** PROVIDED DATA follows **
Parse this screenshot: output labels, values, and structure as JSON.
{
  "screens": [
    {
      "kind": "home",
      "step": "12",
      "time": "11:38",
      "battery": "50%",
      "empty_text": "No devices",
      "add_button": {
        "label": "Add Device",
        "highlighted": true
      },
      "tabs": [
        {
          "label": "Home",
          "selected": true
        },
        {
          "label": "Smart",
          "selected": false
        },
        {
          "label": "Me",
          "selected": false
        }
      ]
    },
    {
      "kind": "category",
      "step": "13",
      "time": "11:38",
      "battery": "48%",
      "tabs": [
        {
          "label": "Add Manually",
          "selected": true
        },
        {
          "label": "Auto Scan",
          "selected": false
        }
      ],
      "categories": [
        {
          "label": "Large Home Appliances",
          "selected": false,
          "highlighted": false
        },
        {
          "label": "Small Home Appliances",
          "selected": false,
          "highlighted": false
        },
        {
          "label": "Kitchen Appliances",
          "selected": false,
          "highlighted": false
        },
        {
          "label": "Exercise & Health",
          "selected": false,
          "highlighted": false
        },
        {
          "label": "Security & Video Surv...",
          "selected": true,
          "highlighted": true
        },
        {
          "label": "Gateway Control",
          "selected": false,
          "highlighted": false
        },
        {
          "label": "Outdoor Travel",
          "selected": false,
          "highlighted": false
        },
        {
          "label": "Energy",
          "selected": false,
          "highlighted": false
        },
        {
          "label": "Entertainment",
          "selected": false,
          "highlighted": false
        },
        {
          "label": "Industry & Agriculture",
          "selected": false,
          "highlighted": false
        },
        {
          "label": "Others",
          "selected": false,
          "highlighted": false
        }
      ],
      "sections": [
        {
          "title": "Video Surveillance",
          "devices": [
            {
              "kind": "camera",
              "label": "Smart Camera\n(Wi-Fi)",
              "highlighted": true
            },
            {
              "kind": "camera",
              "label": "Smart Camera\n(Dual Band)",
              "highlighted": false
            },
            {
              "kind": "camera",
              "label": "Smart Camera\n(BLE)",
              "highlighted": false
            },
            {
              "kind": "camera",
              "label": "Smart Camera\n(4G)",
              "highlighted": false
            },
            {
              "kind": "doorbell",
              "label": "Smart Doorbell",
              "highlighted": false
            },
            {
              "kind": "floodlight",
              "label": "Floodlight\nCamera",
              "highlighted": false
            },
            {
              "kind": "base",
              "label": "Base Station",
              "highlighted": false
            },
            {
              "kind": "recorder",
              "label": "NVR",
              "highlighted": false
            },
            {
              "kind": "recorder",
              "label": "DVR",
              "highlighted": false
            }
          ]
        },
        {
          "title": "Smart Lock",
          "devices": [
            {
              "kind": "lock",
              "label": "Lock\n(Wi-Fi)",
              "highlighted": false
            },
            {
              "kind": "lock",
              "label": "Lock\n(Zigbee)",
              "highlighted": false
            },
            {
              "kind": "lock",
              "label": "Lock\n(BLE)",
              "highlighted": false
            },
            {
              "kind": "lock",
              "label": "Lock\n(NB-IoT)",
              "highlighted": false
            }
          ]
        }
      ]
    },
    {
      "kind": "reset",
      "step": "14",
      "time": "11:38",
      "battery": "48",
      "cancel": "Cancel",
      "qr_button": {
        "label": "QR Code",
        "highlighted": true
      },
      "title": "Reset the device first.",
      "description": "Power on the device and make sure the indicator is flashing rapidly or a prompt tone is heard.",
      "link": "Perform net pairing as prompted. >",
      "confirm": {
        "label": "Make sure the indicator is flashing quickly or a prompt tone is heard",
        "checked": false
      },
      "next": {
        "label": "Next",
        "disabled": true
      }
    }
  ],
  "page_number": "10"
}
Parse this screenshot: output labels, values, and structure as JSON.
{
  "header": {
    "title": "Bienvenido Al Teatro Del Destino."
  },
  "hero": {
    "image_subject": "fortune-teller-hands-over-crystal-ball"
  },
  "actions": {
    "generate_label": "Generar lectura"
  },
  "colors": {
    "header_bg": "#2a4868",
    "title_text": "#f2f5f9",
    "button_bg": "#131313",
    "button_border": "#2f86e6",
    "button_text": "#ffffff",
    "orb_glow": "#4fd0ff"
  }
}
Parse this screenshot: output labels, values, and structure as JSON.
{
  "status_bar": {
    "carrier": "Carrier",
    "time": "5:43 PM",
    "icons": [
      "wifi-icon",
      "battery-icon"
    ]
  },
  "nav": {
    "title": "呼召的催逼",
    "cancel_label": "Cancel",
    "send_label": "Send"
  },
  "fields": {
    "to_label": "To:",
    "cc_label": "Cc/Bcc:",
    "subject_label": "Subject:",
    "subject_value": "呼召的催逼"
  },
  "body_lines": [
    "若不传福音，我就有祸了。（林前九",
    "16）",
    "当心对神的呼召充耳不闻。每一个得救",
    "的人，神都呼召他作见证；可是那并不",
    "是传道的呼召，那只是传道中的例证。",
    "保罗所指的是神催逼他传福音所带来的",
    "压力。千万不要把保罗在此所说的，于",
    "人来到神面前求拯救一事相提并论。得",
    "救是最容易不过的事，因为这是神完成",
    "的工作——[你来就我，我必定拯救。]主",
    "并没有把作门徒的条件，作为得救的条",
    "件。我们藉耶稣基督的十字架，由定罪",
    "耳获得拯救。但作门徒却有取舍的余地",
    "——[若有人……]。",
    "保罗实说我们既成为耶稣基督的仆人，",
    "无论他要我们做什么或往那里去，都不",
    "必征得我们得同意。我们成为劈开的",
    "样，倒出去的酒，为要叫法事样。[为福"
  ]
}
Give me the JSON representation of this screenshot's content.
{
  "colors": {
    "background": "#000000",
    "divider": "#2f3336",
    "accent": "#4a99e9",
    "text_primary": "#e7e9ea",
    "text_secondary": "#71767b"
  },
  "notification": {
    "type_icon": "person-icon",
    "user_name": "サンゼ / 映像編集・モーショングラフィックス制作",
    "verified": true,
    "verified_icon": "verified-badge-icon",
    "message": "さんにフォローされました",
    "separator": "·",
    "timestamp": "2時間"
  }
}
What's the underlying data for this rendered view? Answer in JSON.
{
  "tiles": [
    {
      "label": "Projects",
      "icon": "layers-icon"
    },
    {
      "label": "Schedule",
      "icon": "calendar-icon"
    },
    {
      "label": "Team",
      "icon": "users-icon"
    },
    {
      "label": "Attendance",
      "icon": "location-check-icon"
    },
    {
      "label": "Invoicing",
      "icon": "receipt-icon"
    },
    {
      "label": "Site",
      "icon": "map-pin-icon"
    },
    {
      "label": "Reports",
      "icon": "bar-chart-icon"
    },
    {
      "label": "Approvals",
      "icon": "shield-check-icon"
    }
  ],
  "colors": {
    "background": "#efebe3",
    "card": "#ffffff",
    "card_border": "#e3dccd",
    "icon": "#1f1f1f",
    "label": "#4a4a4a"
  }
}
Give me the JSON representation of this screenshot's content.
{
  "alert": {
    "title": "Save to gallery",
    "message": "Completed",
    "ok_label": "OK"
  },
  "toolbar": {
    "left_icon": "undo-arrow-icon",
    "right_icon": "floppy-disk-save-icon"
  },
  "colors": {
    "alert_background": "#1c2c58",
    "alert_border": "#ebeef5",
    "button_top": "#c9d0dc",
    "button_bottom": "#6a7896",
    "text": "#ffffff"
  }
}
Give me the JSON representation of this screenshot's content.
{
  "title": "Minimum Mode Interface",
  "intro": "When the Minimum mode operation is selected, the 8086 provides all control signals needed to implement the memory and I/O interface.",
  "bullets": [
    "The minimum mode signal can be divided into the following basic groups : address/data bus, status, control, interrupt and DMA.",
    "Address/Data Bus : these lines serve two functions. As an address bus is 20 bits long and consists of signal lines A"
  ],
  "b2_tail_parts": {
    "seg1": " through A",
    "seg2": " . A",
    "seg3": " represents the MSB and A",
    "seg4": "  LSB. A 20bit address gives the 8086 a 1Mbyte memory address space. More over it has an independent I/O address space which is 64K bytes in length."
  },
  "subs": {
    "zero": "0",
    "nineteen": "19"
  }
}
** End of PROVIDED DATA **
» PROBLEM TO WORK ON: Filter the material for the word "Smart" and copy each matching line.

» ANSWER SPACE:
          "label": "Smart",
              "label": "Smart Camera\n(Wi-Fi)",
              "label": "Smart Camera\n(Dual Band)",
              "label": "Smart Camera\n(BLE)",
              "label": "Smart Camera\n(4G)",
              "label": "Smart Doorbell",
          "title": "Smart Lock",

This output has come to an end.